EGGS: Egg yolks are only one-third of the entire egg but they contain 50 percent of the water, 35 percent of the fats and about 15 percent of the protein. While they do contain a majority of the calories, they also contribute most of the vitamin A, thiamine and iron to the egg. Egg yolks have natural emulsifiers that add moisture and silky texture to cookies and cakes. The natural color of the yolk adds golden color to cookies while the carotenoids also contribute to browning during baking. Egg yolks create soft tender dough with a delicate sandy texture that’s perfect for all-butter sugar cookies.
Egg whites are two-thirds of the egg, but most of it is in the form of water with 10 percent protein and only trace amounts of minerals and fats. Egg whites help set baked goods and are also prized for their drying abilities as well as their leavening power. Whole egg whites are rarely used as leavening in cookies; they do provide an excellent path to crisp, crunchy, delicate cookies. Egg whites can be added to whole egg cookie recipes for added crispness or they can be used alone to create such classics as macaroons and meringues.
Using whole eggs in cookies gives you the best of both worlds. The egg whites help set the cookies and create a crisp surface, while the yolks create moist interiors prized by connoisseurs of puffy soft cookies.
Happy Birthday wishes to Jim Boone on Sunday, March 10th.
Farmington Elementary School: Kindergarten Registration set for March 14th and 15th from 8 a.m. to 3 p.m.
Mark your calendar to attend the Spaghetti Dinner and Talent Show on Friday, March 22. Dinner at 5 p.m. to 6:30 p.m. The Talent Show starting at 6:45 p.m.
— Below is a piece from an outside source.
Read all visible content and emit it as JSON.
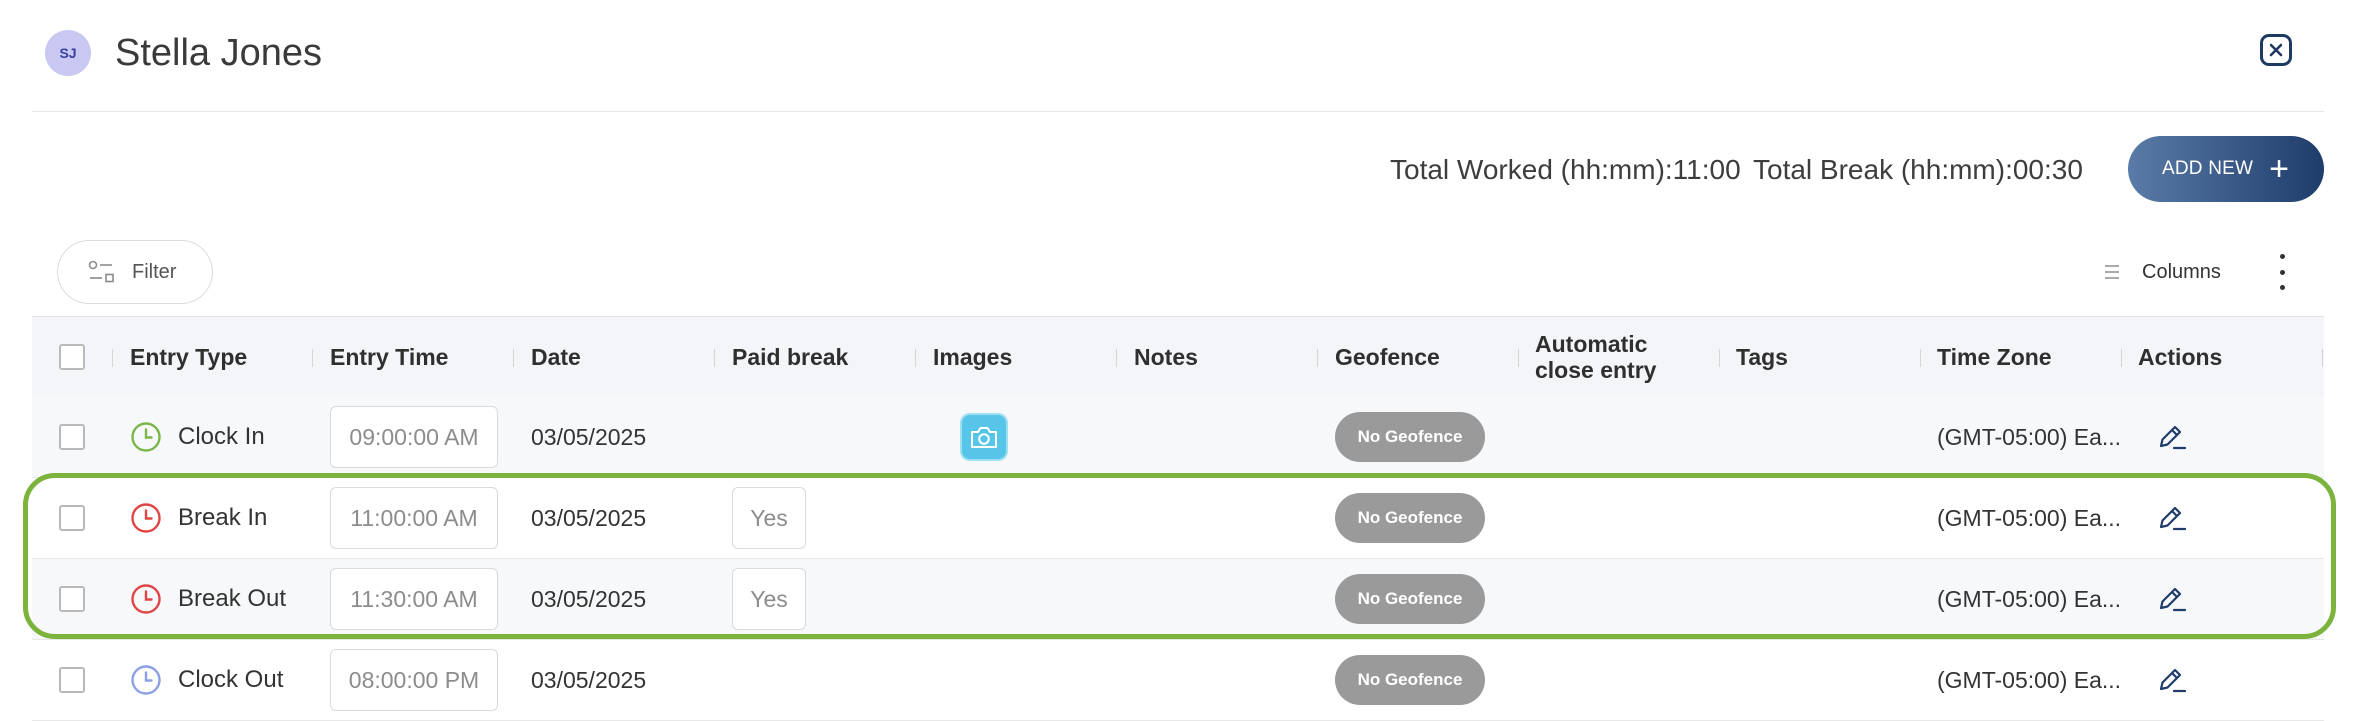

Please contact me if you have items for the Farmington News column. E-mail me at email@example.com or phone 896-6697.